Anyone who mentions the name of the French president around members of Germany's governing coalition at the moment can expect to see plenty of irritated faces. Dubbed the "French general," Nicolas Sarkozy has already annoyed members of Angela Merkel's conservative Christian Democrats and their coalition partner, the business-friendly Free Democrats, by not consulting anyone when he sent his fighter jets to patrol the skies over Libya. Didn't the French president once allow "Brother Colonel" Moammar Gadhafi to pitch his Bedouin tent in Paris, they ask? Perhaps, they add, Monsieur Sarkozy wants that little snippet of information to be quickly forgotten -- along with his cosy relationships with other North African despots. Oh, and he is facing elections next year, as well: A determined military operation to defend human rights might do no harm in that respect.
There are not many people in Berlin who have good things to say about the country's western neighbor at the moment, despite the high value that is normally attached to good Franco-German relations. The military operation against the Libyan dictator has put a spanner in those particular works.
The German government considers the military action a mistake, hastily launched without a proper plan. The lack of preparation is, however, compensated for with plenty of rhetoric. France is determined to assume its "role in the face of history," Sarkozy declared. And he went further, cleverly portraying Germany as occupying an outsider role alongside China and Russia. And now Paris also wants to downgrade NATO to the role of a helper rather than giving it command of the operation.
The Paris leadership is getting on the nerves of many in Berlin. The feeling is so strong that FPD floor leader Birgit Homburger made her anger clear on Wednesday: "I cannot see how we can be criticized by those who go it alone themselves."
'Our Relationship Is Markedly Colder'
But the animosity is currently mutual. The French are disappointed with the German abstention on the Libya resolution in the UN Security Council. The Le Monde newspaper said the German government was "lacking solidarity or any maturity." Germany was giving the impression of being a freeloader who wanted to "harvest the fruits of the determination shown by the French, British and American allies without getting their hands dirty."
French Foreign Minister Alain Juppe was more cautious with his words. "We would have wished that Germany would join us," he said. Other, anonymous sources, however, were far more explicit. "Angela Merkel will have to pay for this for a very long time," a French diplomat was quoted as saying by the newspaper Le Parisien. "Even if they receive the support of their own public, their international image will suffer, and our relationship is getting markedly colder." Le Figaro also quoted a disgruntled high-ranking French diplomat, who described Berlin's stance as "a big mistake which will cost Germany dearly in political terms." The newspaper spoke of a "severe blow to the Franco-German friendship."

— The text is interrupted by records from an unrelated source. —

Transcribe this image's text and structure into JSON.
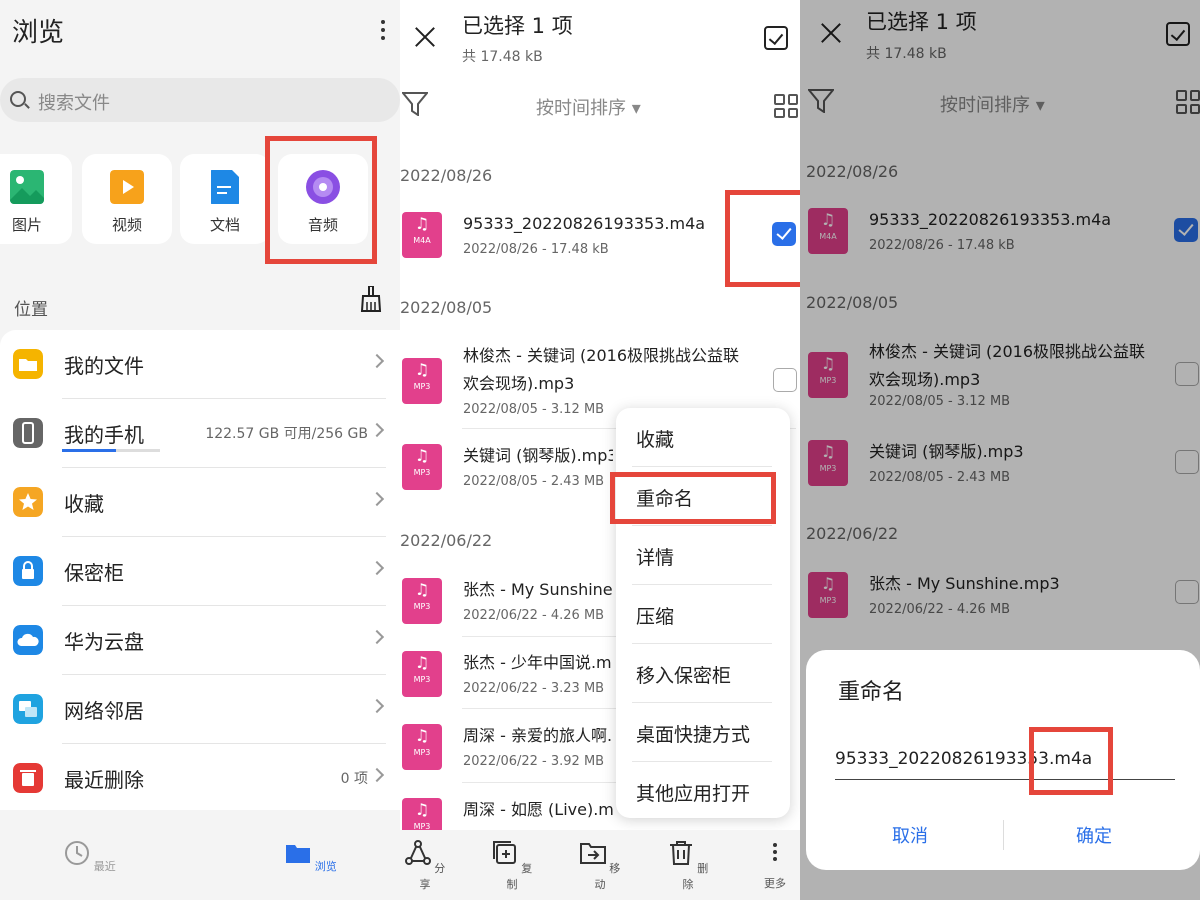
{
  "browse": {
    "title": "浏览",
    "search_placeholder": "搜索文件",
    "categories": [
      {
        "label": "图片",
        "icon": "image-icon",
        "color": "#2bb673"
      },
      {
        "label": "视频",
        "icon": "video-icon",
        "color": "#f7a21b"
      },
      {
        "label": "文档",
        "icon": "document-icon",
        "color": "#1e88e5"
      },
      {
        "label": "音频",
        "icon": "audio-icon",
        "color": "#8a4fe3"
      }
    ],
    "location_label": "位置",
    "locations": [
      {
        "label": "我的文件",
        "meta": "",
        "icon": "folder-icon",
        "color": "#f5b400"
      },
      {
        "label": "我的手机",
        "meta": "122.57 GB 可用/256 GB",
        "icon": "phone-icon",
        "color": "#666666"
      },
      {
        "label": "收藏",
        "meta": "",
        "icon": "star-icon",
        "color": "#f5a623"
      },
      {
        "label": "保密柜",
        "meta": "",
        "icon": "lock-icon",
        "color": "#1e88e5"
      },
      {
        "label": "华为云盘",
        "meta": "",
        "icon": "cloud-icon",
        "color": "#1e88e5"
      },
      {
        "label": "网络邻居",
        "meta": "",
        "icon": "network-icon",
        "color": "#1fa3e0"
      },
      {
        "label": "最近删除",
        "meta": "0 项",
        "icon": "trash-icon",
        "color": "#e53935"
      }
    ],
    "storage_fraction": 0.55,
    "nav": [
      {
        "label": "最近",
        "icon": "clock-icon",
        "active": false
      },
      {
        "label": "浏览",
        "icon": "folder-icon",
        "active": true
      }
    ]
  },
  "selection": {
    "title": "已选择 1 项",
    "subtitle": "共 17.48 kB",
    "sort_label": "按时间排序",
    "groups": [
      {
        "date": "2022/08/26",
        "files": [
          {
            "name": "95333_20220826193353.m4a",
            "info": "2022/08/26 - 17.48 kB",
            "ext": "M4A",
            "checked": true
          }
        ]
      },
      {
        "date": "2022/08/05",
        "files": [
          {
            "name": "林俊杰 - 关键词 (2016极限挑战公益联欢会现场).mp3",
            "info": "2022/08/05 - 3.12 MB",
            "ext": "MP3",
            "checked": false
          },
          {
            "name": "关键词 (钢琴版).mp3",
            "info": "2022/08/05 - 2.43 MB",
            "ext": "MP3",
            "checked": false
          }
        ]
      },
      {
        "date": "2022/06/22",
        "files": [
          {
            "name": "张杰 - My Sunshine.mp3",
            "info": "2022/06/22 - 4.26 MB",
            "ext": "MP3",
            "checked": false
          },
          {
            "name": "张杰 - 少年中国说.mp3",
            "info": "2022/06/22 - 3.23 MB",
            "ext": "MP3",
            "checked": false
          },
          {
            "name": "周深 - 亲爱的旅人啊.mp3",
            "info": "2022/06/22 - 3.92 MB",
            "ext": "MP3",
            "checked": false
          },
          {
            "name": "周深 - 如愿 (Live).mp3",
            "info": "",
            "ext": "MP3",
            "checked": false
          }
        ]
      }
    ],
    "menu": [
      "收藏",
      "重命名",
      "详情",
      "压缩",
      "移入保密柜",
      "桌面快捷方式",
      "其他应用打开"
    ],
    "toolbar": [
      {
        "label": "分享",
        "icon": "share-icon"
      },
      {
        "label": "复制",
        "icon": "copy-icon"
      },
      {
        "label": "移动",
        "icon": "move-icon"
      },
      {
        "label": "删除",
        "icon": "delete-icon"
      },
      {
        "label": "更多",
        "icon": "more-icon"
      }
    ]
  },
  "rename_dialog": {
    "title": "重命名",
    "value": "95333_20220826193353.m4a",
    "cancel_label": "取消",
    "confirm_label": "确定"
  },
  "colors": {
    "accent": "#2a6fe8",
    "highlight_box": "#e5463b",
    "audio_file": "#e2408c"
  }
}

Officially, of course, there is no mention of such problems. Following the adoption of the UN resolution, Chancellor Angela Merkel rushed to the Libya summit meeting because she wanted to avoid the impression she was politically isolated. President Sarkozy did not say anything and welcomed Merkel as warmly as ever. The chancellor hastily insisted that the resolution was now "also our resolution" -- abstention or not. Germany naturally stood by its allies, she said. Nonetheless, it was noticeable that, out of the European leaders present, Polish Prime Minister Donald Tusk was the only other head of government who had not offered any military assistance.
Germany on the Sidelines

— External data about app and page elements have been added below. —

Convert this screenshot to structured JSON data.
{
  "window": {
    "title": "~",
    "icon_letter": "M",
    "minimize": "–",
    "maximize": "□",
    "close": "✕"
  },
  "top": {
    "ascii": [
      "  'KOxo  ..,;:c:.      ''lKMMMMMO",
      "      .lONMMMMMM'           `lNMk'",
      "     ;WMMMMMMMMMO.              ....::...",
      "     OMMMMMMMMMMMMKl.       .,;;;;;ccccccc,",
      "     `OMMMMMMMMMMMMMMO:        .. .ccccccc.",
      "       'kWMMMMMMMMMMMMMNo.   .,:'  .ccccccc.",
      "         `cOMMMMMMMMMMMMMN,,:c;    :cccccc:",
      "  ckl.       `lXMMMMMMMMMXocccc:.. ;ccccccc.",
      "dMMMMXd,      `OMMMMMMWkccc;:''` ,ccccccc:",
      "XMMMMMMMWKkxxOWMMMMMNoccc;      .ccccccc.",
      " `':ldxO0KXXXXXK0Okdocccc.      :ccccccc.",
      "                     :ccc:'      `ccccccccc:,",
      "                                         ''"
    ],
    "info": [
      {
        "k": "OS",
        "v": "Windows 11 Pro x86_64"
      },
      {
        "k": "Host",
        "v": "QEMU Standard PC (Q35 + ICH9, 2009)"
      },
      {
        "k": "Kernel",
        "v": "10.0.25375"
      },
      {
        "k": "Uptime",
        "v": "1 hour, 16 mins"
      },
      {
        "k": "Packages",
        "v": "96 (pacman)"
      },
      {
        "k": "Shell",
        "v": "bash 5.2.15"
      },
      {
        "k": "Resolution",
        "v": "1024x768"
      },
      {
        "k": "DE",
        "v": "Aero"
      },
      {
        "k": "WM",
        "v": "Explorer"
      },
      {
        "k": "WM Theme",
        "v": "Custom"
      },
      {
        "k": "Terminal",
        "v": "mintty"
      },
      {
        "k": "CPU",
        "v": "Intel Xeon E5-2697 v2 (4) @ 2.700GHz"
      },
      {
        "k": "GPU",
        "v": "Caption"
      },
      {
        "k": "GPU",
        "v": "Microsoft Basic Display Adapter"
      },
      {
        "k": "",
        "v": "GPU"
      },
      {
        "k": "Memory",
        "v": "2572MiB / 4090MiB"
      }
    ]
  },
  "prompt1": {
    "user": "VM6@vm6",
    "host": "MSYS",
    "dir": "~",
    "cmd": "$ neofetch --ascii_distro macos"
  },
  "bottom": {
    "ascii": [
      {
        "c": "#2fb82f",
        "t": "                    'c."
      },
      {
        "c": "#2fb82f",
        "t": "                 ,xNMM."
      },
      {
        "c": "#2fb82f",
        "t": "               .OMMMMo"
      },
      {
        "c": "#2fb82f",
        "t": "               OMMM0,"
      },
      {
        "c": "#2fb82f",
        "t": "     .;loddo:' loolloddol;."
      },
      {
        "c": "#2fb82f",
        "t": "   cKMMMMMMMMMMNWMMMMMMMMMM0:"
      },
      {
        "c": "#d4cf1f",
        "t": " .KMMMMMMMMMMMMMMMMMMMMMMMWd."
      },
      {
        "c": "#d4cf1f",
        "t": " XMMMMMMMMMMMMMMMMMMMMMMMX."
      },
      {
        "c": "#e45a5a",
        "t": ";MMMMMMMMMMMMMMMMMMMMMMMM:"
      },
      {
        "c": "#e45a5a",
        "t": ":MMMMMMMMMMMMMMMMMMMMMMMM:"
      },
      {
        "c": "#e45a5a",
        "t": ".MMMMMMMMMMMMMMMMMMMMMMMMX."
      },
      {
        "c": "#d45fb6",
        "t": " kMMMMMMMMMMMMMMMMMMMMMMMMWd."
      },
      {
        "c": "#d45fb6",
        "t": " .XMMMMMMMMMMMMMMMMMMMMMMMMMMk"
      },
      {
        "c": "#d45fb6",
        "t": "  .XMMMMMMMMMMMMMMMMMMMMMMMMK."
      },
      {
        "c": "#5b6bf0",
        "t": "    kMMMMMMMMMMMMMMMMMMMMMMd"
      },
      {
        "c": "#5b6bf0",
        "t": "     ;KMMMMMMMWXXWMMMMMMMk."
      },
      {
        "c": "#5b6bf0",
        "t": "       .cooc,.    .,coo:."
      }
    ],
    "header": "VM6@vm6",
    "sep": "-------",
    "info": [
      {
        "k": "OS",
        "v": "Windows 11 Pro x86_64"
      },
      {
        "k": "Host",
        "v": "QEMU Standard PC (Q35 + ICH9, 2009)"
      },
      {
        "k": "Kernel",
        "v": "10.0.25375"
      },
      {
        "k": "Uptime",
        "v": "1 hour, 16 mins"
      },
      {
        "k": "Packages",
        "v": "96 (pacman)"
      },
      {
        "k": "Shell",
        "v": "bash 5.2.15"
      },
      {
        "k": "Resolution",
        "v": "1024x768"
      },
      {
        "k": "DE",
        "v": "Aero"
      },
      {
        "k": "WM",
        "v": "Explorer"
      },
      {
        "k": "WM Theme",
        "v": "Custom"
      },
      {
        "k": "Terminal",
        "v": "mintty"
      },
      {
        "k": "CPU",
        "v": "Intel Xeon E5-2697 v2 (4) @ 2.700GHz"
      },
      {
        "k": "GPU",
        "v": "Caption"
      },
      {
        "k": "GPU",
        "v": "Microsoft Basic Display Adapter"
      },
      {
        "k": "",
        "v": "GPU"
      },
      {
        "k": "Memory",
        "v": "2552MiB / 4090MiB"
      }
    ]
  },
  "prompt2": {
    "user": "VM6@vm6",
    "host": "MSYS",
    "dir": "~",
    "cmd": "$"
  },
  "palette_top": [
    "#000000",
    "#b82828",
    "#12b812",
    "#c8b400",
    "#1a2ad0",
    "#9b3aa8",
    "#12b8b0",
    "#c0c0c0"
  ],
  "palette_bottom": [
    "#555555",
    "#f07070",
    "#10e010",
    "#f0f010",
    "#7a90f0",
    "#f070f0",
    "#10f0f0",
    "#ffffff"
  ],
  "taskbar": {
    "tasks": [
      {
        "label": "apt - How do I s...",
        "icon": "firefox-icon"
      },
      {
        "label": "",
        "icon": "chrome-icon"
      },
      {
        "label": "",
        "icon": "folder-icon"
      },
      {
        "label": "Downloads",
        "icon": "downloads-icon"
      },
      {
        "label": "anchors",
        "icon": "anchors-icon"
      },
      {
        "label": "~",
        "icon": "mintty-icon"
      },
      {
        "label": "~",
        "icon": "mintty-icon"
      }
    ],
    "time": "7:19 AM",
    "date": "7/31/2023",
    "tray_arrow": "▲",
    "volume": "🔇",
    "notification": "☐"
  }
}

France will not go out of its way to make sure that Germany is involved in future planning of the operation in Libya. Sarkozy's diplomats are currently working hard in Brussels to prevent leadership of the military operation being transferred to NATO, something the Germans would welcome. Instead, Paris has organized its own political steering committee, which would include representation from all the parties involved in the operation, as well as the African Union and the Arab League. The first meeting will be held in London next Tuesday. The Germans will be on the sidelines.

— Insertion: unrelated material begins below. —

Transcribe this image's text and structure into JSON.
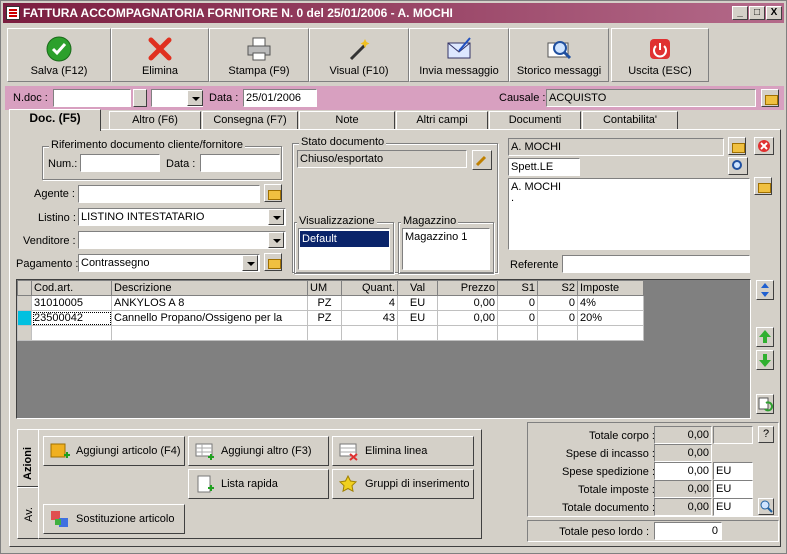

The French government has tried to downplay the disharmony. Foreign Minister Juppe said it was not the first time Germany and France had been at odds: "That has never put our fundamental solidarity in doubt." Europe Minister Laurent Wauquiez talked of the two countries having different views of the Libya issue. "Does this mean the end of Franco-German relations?" he asked. "Of course not!"
He is obviously right, but the relationship between the two countries is hardly going to improve any time soon. Perhaps Sarkozy and Merkel can start the process of making up on Thursday, when they will meet in Brussels for the EU summit. Libya will take a back seat, with the final scope of the euro-zone rescue fund set to be top of the agenda. That, at least, is an area where Germany and France usually take a joint leading role.
There will, however, be another issue up for discussion which could cause further division between the two countries: the consequences of the nuclear emergency in Japan. The chancellor has announced a joint Franco-German initiative on nuclear power plant security. Sarkozy made clear, however, that he does not agree with Merkel's sudden shutdowns of nuclear plants in Germany. "Phasing out nuclear power is not an option," he said.